**Aim of the task:** Could you reproduce, exactly and alone, the lines running from the one with "Parse this screenshot: output" to the end of the data below?

Dataset rows describing interfaces:
···

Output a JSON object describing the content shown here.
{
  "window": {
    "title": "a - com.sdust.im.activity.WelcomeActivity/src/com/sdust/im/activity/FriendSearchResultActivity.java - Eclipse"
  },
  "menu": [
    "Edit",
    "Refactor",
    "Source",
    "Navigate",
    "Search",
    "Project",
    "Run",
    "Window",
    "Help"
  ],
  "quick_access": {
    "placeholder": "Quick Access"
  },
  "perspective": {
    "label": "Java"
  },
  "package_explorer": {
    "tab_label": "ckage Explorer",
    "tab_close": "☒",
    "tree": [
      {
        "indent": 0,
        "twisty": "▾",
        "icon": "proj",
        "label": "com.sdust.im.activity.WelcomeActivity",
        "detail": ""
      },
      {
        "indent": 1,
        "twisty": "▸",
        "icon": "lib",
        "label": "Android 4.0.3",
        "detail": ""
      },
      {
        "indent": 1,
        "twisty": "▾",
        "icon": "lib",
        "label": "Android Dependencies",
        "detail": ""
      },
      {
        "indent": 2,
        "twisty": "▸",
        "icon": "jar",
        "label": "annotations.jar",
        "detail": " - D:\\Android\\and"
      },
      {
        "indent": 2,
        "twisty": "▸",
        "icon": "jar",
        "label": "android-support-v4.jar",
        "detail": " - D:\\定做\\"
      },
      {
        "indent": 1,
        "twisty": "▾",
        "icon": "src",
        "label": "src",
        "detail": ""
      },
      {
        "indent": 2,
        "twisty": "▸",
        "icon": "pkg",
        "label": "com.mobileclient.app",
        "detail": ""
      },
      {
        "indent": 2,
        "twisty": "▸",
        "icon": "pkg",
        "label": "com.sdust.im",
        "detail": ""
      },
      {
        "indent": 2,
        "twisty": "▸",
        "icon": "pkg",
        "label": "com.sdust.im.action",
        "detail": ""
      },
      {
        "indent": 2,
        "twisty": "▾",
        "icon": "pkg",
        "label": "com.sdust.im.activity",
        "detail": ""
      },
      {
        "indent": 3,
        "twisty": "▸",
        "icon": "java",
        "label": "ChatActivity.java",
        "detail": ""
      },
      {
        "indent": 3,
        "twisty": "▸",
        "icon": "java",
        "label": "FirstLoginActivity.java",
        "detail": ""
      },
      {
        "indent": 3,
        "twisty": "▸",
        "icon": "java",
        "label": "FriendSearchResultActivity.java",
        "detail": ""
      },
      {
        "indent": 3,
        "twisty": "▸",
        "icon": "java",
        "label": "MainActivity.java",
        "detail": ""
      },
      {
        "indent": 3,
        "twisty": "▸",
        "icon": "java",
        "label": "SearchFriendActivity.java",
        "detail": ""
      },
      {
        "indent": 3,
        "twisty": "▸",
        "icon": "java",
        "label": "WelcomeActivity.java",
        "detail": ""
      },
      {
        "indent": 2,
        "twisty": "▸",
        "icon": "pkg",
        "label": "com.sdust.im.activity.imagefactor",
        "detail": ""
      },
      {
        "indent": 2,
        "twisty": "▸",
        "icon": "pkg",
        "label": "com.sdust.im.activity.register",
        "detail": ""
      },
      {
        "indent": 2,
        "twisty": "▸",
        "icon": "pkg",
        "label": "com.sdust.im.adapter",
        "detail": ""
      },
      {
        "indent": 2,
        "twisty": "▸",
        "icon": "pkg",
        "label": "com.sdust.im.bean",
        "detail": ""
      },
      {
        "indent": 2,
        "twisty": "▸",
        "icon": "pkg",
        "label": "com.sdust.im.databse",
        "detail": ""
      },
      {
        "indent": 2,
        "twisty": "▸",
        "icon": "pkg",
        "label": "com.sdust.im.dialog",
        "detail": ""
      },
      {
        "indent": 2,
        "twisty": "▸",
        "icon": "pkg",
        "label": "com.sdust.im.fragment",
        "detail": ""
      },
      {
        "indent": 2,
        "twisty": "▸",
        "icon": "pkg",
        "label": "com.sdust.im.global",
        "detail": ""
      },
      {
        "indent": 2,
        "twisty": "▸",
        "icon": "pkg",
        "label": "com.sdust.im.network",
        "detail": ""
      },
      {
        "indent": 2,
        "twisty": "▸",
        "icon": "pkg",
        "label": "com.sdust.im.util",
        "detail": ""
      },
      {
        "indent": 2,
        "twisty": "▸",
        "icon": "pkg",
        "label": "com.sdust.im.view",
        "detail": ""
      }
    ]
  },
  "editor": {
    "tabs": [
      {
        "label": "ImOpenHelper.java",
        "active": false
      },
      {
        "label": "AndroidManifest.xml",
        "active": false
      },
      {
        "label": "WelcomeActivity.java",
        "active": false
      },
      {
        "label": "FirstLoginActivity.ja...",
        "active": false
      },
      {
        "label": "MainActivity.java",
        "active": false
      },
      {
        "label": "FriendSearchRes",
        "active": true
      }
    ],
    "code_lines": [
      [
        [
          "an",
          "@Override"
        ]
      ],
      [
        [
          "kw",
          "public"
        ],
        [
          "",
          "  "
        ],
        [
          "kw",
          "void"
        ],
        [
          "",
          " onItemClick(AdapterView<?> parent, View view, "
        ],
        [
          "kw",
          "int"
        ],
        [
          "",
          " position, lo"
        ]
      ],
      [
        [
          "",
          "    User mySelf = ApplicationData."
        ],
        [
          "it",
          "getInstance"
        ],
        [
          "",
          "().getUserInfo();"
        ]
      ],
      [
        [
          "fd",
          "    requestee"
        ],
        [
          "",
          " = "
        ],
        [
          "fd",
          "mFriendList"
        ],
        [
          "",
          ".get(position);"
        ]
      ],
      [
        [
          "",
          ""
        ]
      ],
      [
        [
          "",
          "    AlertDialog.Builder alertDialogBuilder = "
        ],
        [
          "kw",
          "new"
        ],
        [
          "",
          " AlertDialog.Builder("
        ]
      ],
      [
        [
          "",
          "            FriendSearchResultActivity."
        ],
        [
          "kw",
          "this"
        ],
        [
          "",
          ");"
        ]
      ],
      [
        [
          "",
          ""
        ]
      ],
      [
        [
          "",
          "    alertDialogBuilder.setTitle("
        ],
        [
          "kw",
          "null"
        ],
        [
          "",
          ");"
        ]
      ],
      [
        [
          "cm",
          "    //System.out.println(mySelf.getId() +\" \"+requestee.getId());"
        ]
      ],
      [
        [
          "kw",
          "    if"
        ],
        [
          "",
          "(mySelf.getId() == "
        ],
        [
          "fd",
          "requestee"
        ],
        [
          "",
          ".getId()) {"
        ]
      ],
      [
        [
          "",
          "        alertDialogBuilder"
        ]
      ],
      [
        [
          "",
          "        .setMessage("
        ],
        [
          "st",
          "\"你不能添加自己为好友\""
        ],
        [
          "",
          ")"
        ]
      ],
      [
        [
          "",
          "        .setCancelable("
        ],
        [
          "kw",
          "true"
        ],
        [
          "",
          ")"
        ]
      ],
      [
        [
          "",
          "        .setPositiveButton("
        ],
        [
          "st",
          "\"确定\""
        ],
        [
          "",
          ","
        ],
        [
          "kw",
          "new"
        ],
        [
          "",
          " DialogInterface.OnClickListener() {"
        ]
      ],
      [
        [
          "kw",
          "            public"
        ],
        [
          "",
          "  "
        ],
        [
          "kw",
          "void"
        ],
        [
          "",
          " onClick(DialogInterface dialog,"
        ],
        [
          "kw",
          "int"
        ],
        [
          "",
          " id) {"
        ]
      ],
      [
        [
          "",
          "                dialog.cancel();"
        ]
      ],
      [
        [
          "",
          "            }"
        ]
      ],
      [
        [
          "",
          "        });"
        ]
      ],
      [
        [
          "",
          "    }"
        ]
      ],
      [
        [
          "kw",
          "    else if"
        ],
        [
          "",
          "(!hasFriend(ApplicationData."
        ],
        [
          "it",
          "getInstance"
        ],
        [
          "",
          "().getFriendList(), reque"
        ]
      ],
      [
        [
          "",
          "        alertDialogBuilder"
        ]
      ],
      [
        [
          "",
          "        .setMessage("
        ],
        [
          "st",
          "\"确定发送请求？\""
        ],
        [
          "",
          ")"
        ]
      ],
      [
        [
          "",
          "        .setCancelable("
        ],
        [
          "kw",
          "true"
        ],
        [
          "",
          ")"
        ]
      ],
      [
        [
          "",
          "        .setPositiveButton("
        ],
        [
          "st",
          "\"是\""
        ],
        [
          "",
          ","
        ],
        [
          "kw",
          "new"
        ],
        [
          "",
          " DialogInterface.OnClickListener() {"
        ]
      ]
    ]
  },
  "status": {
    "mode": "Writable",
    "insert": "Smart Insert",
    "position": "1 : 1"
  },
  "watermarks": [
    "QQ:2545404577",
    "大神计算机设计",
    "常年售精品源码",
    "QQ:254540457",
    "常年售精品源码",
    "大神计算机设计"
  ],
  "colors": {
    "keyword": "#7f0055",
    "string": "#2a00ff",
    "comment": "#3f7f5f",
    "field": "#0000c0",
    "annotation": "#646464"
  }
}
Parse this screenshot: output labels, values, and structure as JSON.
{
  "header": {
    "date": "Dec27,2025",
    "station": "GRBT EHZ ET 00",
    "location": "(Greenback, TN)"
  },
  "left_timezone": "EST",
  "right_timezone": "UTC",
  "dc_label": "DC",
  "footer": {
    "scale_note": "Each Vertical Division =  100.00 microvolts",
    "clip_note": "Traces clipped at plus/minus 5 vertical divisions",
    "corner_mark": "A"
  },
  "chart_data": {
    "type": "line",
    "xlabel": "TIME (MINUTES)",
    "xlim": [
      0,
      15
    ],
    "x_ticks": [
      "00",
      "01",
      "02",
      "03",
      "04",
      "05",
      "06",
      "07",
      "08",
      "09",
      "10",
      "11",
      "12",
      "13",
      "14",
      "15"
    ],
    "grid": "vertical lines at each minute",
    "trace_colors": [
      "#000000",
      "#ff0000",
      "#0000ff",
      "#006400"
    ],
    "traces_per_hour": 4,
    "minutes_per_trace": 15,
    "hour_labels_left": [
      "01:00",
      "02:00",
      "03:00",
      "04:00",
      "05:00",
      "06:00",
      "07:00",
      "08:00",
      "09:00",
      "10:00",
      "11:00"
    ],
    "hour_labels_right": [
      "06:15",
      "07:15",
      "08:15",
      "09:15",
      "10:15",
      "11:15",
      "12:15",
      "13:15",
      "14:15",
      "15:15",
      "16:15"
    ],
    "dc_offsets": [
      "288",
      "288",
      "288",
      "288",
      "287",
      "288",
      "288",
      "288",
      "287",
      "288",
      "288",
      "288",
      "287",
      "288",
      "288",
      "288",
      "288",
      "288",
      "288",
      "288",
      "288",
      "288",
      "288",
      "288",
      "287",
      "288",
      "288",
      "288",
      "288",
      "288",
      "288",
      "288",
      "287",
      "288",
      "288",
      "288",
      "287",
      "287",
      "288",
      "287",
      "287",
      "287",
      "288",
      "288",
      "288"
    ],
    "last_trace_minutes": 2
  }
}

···

**Exercise result:**
Parse this screenshot: output labels, values, and structure as JSON.
{
  "header": {
    "date": "Dec27,2025",
    "station": "GRBT EHZ ET 00",
    "location": "(Greenback, TN)"
  },
  "left_timezone": "EST",
  "right_timezone": "UTC",
  "dc_label": "DC",
  "footer": {
    "scale_note": "Each Vertical Division =  100.00 microvolts",
    "clip_note": "Traces clipped at plus/minus 5 vertical divisions",
    "corner_mark": "A"
  },
  "chart_data": {
    "type": "line",
    "xlabel": "TIME (MINUTES)",
    "xlim": [
      0,
      15
    ],
    "x_ticks": [
      "00",
      "01",
      "02",
      "03",
      "04",
      "05",
      "06",
      "07",
      "08",
      "09",
      "10",
      "11",
      "12",
      "13",
      "14",
      "15"
    ],
    "grid": "vertical lines at each minute",
    "trace_colors": [
      "#000000",
      "#ff0000",
      "#0000ff",
      "#006400"
    ],
    "traces_per_hour": 4,
    "minutes_per_trace": 15,
    "hour_labels_left": [
      "01:00",
      "02:00",
      "03:00",
      "04:00",
      "05:00",
      "06:00",
      "07:00",
      "08:00",
      "09:00",
      "10:00",
      "11:00"
    ],
    "hour_labels_right": [
      "06:15",
      "07:15",
      "08:15",
      "09:15",
      "10:15",
      "11:15",
      "12:15",
      "13:15",
      "14:15",
      "15:15",
      "16:15"
    ],
    "dc_offsets": [
      "288",
      "288",
      "288",
      "288",
      "287",
      "288",
      "288",
      "288",
      "287",
      "288",
      "288",
      "288",
      "287",
      "288",
      "288",
      "288",
      "288",
      "288",
      "288",
      "288",
      "288",
      "288",
      "288",
      "288",
      "287",
      "288",
      "288",
      "288",
      "288",
      "288",
      "288",
      "288",
      "287",
      "288",
      "288",
      "288",
      "287",
      "287",
      "288",
      "287",
      "287",
      "287",
      "288",
      "288",
      "288"
    ],
    "last_trace_minutes": 2
  }
}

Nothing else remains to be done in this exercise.